However, the plan proposed by two prominent newspapers across the Pacific differs considerably from those in East Asia. James Dao of the New York Times wrote an article on 5 January promoting a US military disengagement from the Peninsula. He asked, why should the US keep troops in South Korea when the South had a well equipped and competent army with 600,000 troops. Furthermore, Dao argued that in an event of a North Korean attack the 37,000 US troops currently in the South would become detrimental to US interests as they would be "quickly overrun or taken hostage by North Korea" (NYT, 5 January). According to Dao's article, several Pentagon officials seem to support this option. They believe that South Korea is old enough to take care of its own security and have compared the situation to a child learning how to ride a bicycle. An unnamed Pentagon official was quoted as stating that, "at some point you have to let go". Other policy makers disagree, one of them being Zbigniew Brzezinski (a former National Security Advisor to Jimmy Carter), who cited Japan as the main obstacle to such a withdrawal (James Dao, 5 January). Kurt Campbell (Deputy Assistant Secretary of Defense to Clinton) agreed, arguing that a troop withdrawal in South Korea would be interpreted as a lack of commitment by the US to resolve the North Korean problem. Dao quoted Campbell as stating that, "mind-sets in Asia are profoundly traditional. They calculate political will by the number of soldiers, ships and airplanes that they see in the region" (Dao, 5 January). Although it is unlikely that the US will withdraw its troops from the Korean Peninsula any time soon, it is relatively clear that its forward deployment in South Korea is of little more than symbolic significance as long as its forces continue to be dispatched to in the Gulf region.
A more radical approach was promoted by Washington Post columnist, Charles Krauthammer. In his article entitled "The Japan Card", Krauthammer spoke of the few options the US had in dealing with North Korea and suggested that the US think about using its trump card. "We do have one, but we dare not speak its name", said Krauthammer going on to state that the card was, "a nuclear Japan". He claimed that the US, "should go to the Chinese and tell them plainly that if they do not join us in squeezing North Korea and thus stopping its march to go nuclear, we will endorse any Japanese attempt to create a nuclear deterrent of its own. If our nightmare is a nuclear North Korea, China's is a nuclear Japan". He then ended his column stating that, "it's time to share the nightmares".
Judging from these opinions, which by no means represent the entire spectrum, it is clear that we still have a way to go before a consensus can be reached as to how the US and its allies in East Asia (along with China and Russia) should deal with North Korea. Although a military strike has been ruled out, the US remains far from the negotiating table and with good reason. However, as David Wall suggests, Kim Jong Il has played his cards perfectly and with Japan, South Korea, China and Russia all refusing a hard-line, it may be just a matter of time before multilateral talks with North Korea, led by the US, begin.

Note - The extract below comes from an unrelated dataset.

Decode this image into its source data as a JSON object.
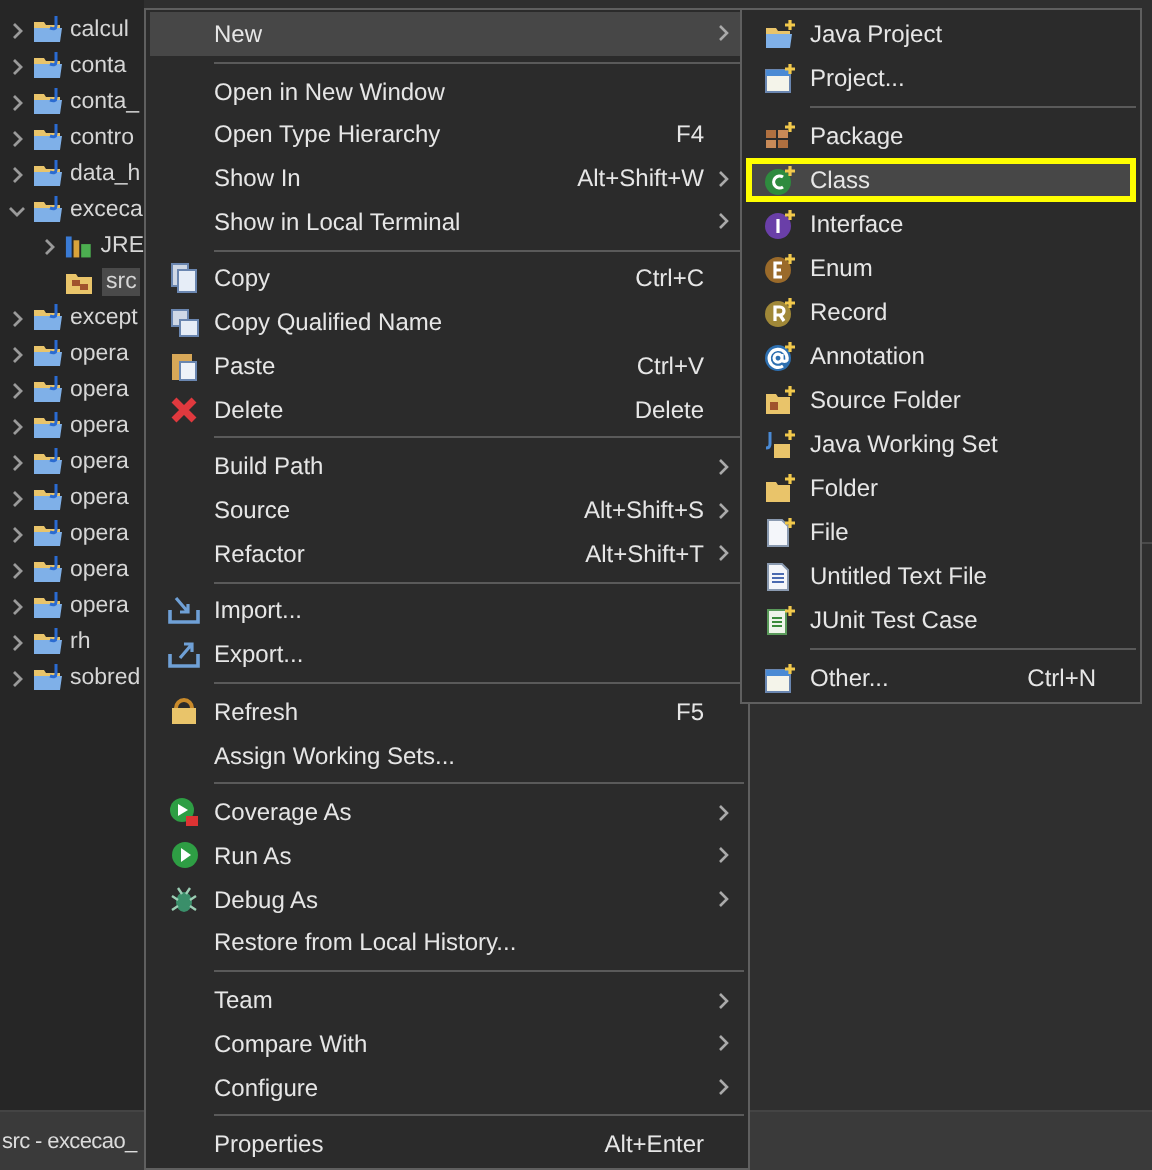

- James Dao, "Why keep US Troops in South Korea?", The New York Times, 5 January 2003
- Charles Krauthammer, "The Japan Card", The Washington Post, 3 January 2003
- David Wall, "'Dear Leader' no madman", Japan Times, 3 January 2003
- Jim Wolf, "US fears N. Korea could get 50 bombs a year", Reuters, 24 December 2002
- Elaine Lies, "Japan considers limiting trade with N. Korea", Reuters, 30 December 2002
- "East Asia Caution on North Korea", BBC, 4 January 2003